By Stephen Smoot
A digital corporation with a global footprint has already started implementing its plans to use the long vacant Grant County Data Center.
Continent 8, according to CEO and founder Michael Tobin, has “been at the forefront” of the iGaming industry for a quarter of a century. The company “has built a truly global network of data centers, spanning multiple continents.”
“It is great to be working with Continent 8,” shared Laura Brown from the Seneca Rocks Regional Development Authority. She also described Continent 8 as “an established and respected data center company with a vast amount of experience in the field.”
From more than 100 locations worldwide, Continent 8 supports corporate customers engaged in iGaming, which is a term referring to wagering online. The company’s growth has been spurred by the rapid legalization of online sports gambling by a number of states.
Scott Manford, CEO of the British company Wizard Slots, told Forbes in 2021 that the rapid expansion of legalized betting “supports the idea that there is both an audience and an incentive for states.” Large expansion of the practice means that sports betting and online casino companies need the kind of massive and flexible digital infrastructure that a company like Continent 8 provides.
“We are thrilled to have reached an agreement with the Seneca Rocks Regional Development Authority,” said Tobin, who added “and will soon be able to deliver our world-class data center solutions from the West Virginia site.”

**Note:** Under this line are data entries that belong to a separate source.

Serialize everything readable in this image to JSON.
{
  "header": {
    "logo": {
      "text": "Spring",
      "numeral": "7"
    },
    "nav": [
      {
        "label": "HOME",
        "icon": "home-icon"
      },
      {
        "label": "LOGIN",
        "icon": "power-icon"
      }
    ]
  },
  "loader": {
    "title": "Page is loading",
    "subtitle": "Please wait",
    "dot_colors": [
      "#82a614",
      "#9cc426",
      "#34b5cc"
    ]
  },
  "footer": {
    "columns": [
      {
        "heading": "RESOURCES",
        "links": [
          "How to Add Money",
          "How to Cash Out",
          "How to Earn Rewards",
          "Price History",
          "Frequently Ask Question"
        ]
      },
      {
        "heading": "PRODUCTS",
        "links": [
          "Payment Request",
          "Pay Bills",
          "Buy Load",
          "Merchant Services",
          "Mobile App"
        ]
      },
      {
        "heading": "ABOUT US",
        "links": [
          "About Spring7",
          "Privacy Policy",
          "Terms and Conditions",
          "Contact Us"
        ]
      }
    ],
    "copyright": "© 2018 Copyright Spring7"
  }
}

He also shared that “we have 25 years of experience delivering innovative infrastructure solutions to online businesses worldwide.” Tobin touted a “global reach, local focus approach.”

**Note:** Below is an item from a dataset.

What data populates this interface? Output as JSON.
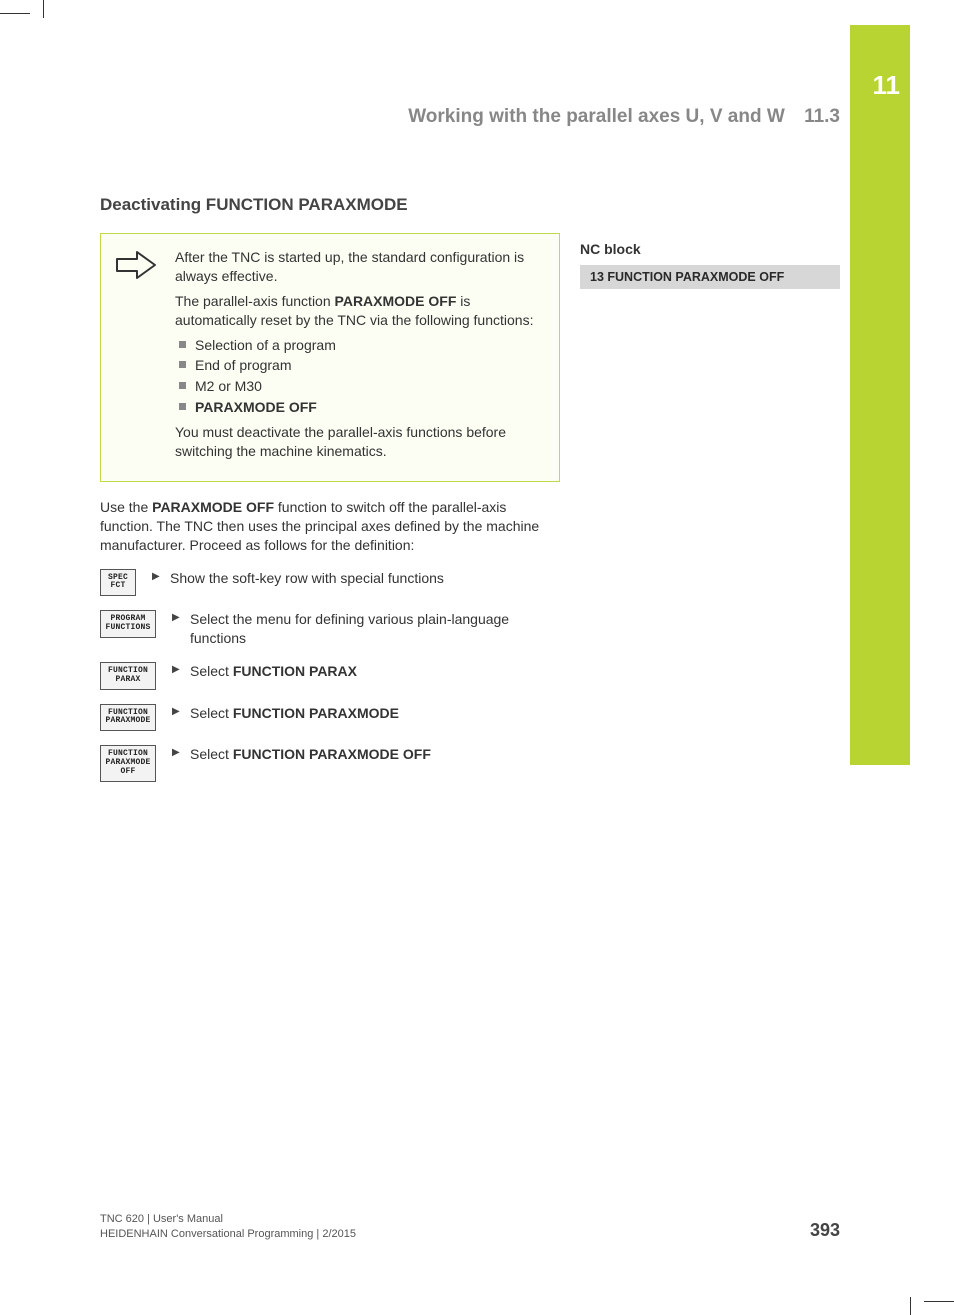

Continent 8 did not waste time posting jobs at its new Petersburg facility. The company website has advertised for a data center facilities manager and a data center technician.
Grant County constructed the data center near Petersburg 12 years ago in the hopes that it would “spur additional technology investment in the region,” according to a marketing document created at the time by the Grant County Economic Development Authority.

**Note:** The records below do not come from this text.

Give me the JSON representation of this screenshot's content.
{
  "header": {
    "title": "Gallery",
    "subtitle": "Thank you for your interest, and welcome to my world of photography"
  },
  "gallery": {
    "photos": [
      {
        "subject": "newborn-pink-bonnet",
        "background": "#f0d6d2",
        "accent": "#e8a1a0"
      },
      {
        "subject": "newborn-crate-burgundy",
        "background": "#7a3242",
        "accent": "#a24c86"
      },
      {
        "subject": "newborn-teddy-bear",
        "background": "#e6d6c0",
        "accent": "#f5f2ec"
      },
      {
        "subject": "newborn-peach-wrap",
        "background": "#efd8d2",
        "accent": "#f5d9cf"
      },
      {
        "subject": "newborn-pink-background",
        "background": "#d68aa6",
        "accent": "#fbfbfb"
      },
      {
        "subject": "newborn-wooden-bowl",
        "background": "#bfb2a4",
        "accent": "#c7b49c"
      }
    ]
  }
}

The 10,200 square foot hilltop center was described as “a ‘ready to occupy’ facility with infrastructure, generator, raised floor, multiple fiber connections, and abundant power.” One of the selling points, especially for potential federal government customers, lay in its distance from the Washington, DC, “blast zone” and areas prone to natural disasters.
Potential purposes projected for it included “colocation, hosting, or disaster recovery.” Continent 8 “will be significantly investing in the site to enable customers, existing and new, to access the world-class hosting, connectivity, and cybersecurity solutions they are known for.